-- WHAT THE TASK REQUIRES --
Wherever the word "java" appears in a line of the data, that line should be copied.

** EXCERPTED DATA follows **

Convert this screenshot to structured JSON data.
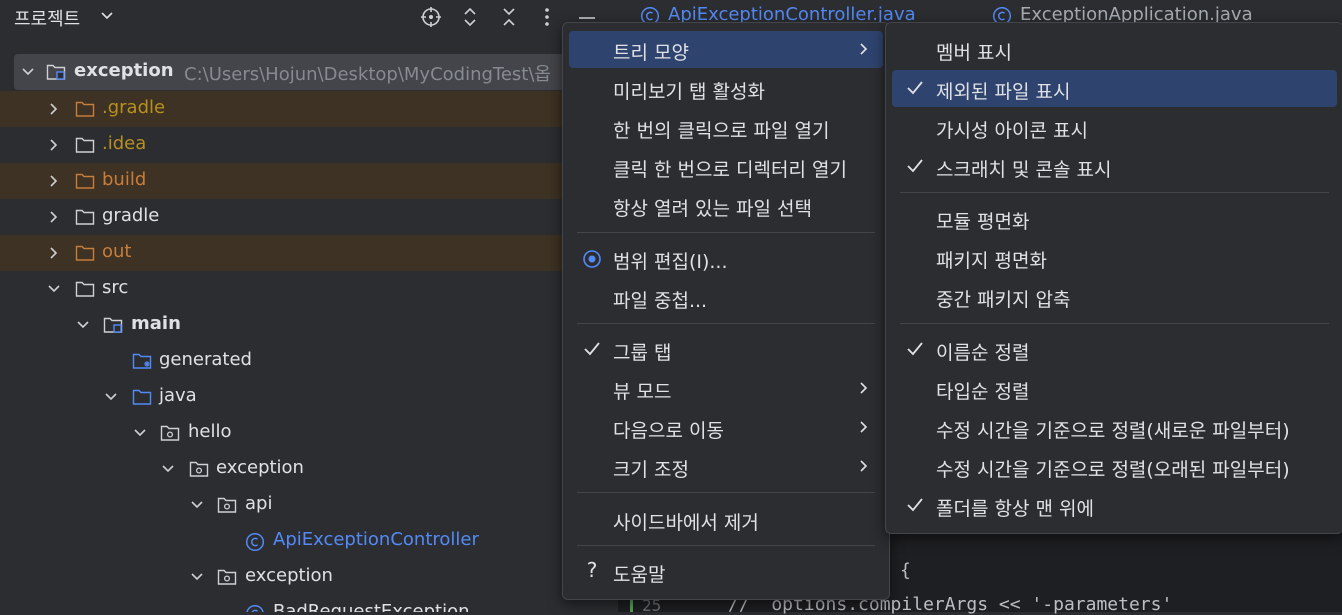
{
  "panel": {
    "title": "프로젝트",
    "header_icons": [
      "crosshair-icon",
      "expand-collapse-icon",
      "collapse-all-icon",
      "more-vertical-icon",
      "hide-icon"
    ]
  },
  "editor": {
    "tabs": [
      "ApiExceptionController.java",
      "ExceptionApplication.java"
    ],
    "code": [
      "{",
      "//  options.compilerArgs << '-parameters'"
    ],
    "line_numbers": [
      "25"
    ]
  },
  "tree": {
    "root": {
      "name": "exception",
      "path": "C:\\Users\\Hojun\\Desktop\\MyCodingTest\\옵"
    },
    "items": [
      {
        "label": ".gradle"
      },
      {
        "label": ".idea"
      },
      {
        "label": "build"
      },
      {
        "label": "gradle"
      },
      {
        "label": "out"
      },
      {
        "label": "src"
      },
      {
        "label": "main"
      },
      {
        "label": "generated"
      },
      {
        "label": "java"
      },
      {
        "label": "hello"
      },
      {
        "label": "exception"
      },
      {
        "label": "api"
      },
      {
        "label": "ApiExceptionController"
      },
      {
        "label": "exception"
      },
      {
        "label": "BadRequestException"
      }
    ]
  },
  "main_menu": {
    "items": [
      {
        "label": "트리 모양"
      },
      {
        "label": "미리보기 탭 활성화"
      },
      {
        "label": "한 번의 클릭으로 파일 열기"
      },
      {
        "label": "클릭 한 번으로 디렉터리 열기"
      },
      {
        "label": "항상 열려 있는 파일 선택"
      },
      {
        "label": "범위 편집(I)..."
      },
      {
        "label": "파일 중첩..."
      },
      {
        "label": "그룹 탭"
      },
      {
        "label": "뷰 모드"
      },
      {
        "label": "다음으로 이동"
      },
      {
        "label": "크기 조정"
      },
      {
        "label": "사이드바에서 제거"
      },
      {
        "label": "도움말"
      }
    ]
  },
  "sub_menu": {
    "items": [
      {
        "label": "멤버 표시"
      },
      {
        "label": "제외된 파일 표시"
      },
      {
        "label": "가시성 아이콘 표시"
      },
      {
        "label": "스크래치 및 콘솔 표시"
      },
      {
        "label": "모듈 평면화"
      },
      {
        "label": "패키지 평면화"
      },
      {
        "label": "중간 패키지 압축"
      },
      {
        "label": "이름순 정렬"
      },
      {
        "label": "타입순 정렬"
      },
      {
        "label": "수정 시간을 기준으로 정렬(새로운 파일부터)"
      },
      {
        "label": "수정 시간을 기준으로 정렬(오래된 파일부터)"
      },
      {
        "label": "폴더를 항상 맨 위에"
      }
    ]
  },
  "colors": {
    "excluded_folder": "#c77d3b",
    "excluded_row_bg": "#3d3223",
    "selection": "#2e436e",
    "class_blue": "#548af7"
  }
}
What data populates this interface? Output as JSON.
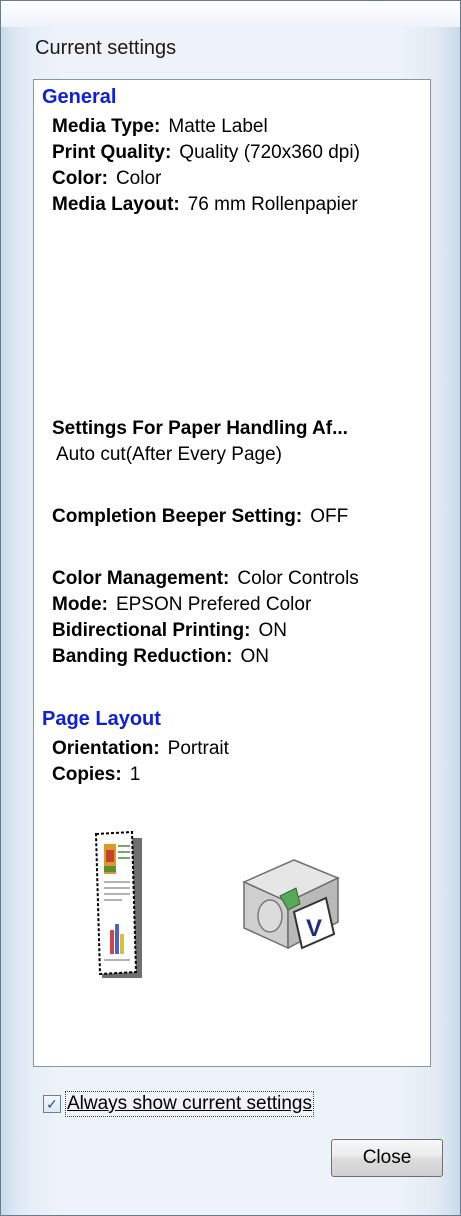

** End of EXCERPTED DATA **

-- SOLUTION --
      "ApiExceptionController.java",
      "ExceptionApplication.java"
        "label": "java"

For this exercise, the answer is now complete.